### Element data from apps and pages
======

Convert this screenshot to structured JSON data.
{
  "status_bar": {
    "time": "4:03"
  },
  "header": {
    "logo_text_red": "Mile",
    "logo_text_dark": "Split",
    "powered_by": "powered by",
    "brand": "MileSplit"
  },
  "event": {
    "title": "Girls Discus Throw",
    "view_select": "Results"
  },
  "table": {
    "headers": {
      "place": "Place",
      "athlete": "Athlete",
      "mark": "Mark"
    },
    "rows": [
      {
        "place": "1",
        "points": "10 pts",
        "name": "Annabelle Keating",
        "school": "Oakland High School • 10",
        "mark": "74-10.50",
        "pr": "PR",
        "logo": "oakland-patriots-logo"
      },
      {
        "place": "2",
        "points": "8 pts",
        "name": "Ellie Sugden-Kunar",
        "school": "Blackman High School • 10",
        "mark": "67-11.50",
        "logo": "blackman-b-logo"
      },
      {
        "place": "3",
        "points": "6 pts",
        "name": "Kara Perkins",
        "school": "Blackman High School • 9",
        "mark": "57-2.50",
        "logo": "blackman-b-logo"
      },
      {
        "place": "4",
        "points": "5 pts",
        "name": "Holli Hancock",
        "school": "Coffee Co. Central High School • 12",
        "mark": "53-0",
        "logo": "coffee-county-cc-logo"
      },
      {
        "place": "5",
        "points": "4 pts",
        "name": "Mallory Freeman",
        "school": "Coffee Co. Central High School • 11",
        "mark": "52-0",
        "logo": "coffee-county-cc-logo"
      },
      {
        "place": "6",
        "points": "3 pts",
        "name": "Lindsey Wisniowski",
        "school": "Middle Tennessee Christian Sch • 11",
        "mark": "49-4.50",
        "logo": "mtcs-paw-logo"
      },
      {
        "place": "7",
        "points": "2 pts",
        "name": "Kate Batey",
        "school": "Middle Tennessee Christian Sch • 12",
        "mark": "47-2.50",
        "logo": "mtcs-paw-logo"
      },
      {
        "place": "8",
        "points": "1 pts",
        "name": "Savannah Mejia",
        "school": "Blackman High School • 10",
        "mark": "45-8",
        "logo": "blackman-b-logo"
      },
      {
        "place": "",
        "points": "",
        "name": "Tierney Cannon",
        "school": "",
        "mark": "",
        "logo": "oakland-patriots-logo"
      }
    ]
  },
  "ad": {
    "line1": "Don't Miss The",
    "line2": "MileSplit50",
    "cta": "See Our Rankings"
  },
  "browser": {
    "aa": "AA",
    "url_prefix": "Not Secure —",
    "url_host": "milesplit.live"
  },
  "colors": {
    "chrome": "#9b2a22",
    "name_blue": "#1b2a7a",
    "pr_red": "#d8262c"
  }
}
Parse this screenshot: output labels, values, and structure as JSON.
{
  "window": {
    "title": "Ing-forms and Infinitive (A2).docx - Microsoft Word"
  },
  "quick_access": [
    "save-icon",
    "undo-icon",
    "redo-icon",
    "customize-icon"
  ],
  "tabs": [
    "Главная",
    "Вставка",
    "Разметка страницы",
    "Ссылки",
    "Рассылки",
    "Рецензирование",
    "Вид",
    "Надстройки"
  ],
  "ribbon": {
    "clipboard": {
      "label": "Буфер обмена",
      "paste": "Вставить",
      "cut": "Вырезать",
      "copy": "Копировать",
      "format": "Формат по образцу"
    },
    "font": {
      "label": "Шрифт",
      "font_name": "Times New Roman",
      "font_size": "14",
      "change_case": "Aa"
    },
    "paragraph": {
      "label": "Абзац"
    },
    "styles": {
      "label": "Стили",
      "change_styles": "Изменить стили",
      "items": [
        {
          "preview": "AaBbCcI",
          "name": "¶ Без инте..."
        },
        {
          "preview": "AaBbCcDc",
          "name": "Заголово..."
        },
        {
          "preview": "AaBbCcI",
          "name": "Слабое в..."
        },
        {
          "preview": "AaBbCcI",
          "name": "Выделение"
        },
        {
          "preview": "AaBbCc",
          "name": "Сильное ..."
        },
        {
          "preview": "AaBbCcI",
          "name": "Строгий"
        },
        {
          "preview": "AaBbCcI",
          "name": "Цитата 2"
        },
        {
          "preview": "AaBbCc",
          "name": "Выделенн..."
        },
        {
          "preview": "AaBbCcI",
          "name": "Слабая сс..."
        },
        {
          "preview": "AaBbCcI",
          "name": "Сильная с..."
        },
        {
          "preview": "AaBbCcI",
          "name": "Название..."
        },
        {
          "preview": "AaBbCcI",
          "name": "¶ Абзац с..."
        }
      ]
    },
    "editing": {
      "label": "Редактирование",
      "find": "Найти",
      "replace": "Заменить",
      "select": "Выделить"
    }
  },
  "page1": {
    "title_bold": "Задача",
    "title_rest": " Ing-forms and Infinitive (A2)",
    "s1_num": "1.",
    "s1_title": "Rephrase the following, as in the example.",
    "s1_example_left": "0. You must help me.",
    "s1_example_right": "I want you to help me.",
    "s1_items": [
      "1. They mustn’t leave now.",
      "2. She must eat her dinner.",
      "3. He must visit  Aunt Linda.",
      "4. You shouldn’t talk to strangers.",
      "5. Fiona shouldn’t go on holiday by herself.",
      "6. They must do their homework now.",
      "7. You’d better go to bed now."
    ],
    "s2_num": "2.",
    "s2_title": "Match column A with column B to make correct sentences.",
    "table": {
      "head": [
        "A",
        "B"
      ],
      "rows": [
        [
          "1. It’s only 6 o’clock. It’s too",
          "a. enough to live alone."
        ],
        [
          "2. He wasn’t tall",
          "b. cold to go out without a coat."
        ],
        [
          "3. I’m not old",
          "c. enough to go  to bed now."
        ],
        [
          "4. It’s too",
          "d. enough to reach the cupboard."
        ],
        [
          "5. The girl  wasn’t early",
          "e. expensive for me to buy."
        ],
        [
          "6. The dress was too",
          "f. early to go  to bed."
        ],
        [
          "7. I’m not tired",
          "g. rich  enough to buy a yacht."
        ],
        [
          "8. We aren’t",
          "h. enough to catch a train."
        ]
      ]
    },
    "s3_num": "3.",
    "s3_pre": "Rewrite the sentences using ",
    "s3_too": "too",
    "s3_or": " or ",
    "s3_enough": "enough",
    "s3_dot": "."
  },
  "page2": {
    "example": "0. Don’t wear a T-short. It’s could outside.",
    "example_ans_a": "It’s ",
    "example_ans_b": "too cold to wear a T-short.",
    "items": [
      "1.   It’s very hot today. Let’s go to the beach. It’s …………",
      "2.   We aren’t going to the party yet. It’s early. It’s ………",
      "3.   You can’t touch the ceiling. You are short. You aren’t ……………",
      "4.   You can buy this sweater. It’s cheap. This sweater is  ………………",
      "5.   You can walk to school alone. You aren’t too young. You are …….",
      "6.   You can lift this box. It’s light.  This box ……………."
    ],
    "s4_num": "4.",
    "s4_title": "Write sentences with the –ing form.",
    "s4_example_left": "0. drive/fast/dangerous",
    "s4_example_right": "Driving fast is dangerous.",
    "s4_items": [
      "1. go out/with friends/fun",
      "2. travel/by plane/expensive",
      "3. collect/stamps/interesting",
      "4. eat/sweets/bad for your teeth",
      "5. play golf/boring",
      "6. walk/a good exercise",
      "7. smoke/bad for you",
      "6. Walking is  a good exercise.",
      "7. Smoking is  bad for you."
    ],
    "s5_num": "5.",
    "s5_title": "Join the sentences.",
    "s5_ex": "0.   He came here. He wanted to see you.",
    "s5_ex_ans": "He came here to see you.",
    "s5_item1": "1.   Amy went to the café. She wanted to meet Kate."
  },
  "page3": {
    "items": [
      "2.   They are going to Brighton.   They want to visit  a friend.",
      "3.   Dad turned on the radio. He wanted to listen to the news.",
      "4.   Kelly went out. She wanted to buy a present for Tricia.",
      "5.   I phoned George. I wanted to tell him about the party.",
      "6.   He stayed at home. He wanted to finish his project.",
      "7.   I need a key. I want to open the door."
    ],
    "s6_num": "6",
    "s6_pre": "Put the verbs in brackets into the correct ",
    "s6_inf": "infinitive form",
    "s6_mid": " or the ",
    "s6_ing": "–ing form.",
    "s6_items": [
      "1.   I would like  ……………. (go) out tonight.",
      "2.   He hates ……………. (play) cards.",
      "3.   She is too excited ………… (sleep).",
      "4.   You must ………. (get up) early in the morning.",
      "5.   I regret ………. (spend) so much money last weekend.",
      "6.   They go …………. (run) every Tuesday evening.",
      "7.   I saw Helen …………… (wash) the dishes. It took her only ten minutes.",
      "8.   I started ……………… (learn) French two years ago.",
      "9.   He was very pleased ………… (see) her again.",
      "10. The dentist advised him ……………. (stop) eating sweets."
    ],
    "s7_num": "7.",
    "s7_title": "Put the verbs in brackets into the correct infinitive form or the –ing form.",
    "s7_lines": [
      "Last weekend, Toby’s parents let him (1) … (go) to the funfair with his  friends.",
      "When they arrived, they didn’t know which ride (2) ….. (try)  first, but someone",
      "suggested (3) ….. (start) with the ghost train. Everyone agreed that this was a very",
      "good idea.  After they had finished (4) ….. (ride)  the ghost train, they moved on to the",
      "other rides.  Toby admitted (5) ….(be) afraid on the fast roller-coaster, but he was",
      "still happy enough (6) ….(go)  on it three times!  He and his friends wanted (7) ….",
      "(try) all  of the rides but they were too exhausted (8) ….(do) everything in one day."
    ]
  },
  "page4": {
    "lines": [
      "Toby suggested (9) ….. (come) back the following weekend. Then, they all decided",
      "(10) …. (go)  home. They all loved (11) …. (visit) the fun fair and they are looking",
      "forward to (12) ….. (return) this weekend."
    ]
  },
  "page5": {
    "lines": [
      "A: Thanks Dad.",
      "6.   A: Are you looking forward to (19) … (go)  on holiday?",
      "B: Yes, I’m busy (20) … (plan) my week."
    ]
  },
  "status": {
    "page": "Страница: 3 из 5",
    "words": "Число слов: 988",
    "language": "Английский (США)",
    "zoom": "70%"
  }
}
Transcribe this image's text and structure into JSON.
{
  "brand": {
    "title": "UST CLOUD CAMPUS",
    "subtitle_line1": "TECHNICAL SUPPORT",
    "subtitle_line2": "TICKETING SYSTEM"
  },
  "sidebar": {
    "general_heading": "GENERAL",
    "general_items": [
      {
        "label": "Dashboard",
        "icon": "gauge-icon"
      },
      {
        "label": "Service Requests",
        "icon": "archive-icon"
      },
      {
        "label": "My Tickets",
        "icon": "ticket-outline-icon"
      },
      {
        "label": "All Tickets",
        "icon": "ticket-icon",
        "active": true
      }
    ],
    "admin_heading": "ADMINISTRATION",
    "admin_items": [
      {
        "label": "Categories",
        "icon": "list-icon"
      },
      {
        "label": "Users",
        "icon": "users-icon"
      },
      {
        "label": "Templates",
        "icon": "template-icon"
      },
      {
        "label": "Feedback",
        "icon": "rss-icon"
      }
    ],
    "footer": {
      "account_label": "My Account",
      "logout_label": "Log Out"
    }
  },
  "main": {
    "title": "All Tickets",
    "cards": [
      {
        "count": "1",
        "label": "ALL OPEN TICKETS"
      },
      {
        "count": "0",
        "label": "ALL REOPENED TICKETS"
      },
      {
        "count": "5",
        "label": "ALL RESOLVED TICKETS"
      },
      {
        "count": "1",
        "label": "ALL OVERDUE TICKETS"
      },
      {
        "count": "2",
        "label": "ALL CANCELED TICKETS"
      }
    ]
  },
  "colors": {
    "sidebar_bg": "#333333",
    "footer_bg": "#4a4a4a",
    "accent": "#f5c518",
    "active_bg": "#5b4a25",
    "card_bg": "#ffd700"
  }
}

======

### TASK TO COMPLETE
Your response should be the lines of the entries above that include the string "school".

### RESULT OF THE TASK
        "school": "Oakland High School • 10",
        "school": "Blackman High School • 10",
        "school": "Blackman High School • 9",
        "school": "Coffee Co. Central High School • 12",
        "school": "Coffee Co. Central High School • 11",
        "school": "Middle Tennessee Christian Sch • 11",
        "school": "Middle Tennessee Christian Sch • 12",
        "school": "Blackman High School • 10",
        "school": "",
      "5.   You can walk to school alone. You aren’t too young. You are …….",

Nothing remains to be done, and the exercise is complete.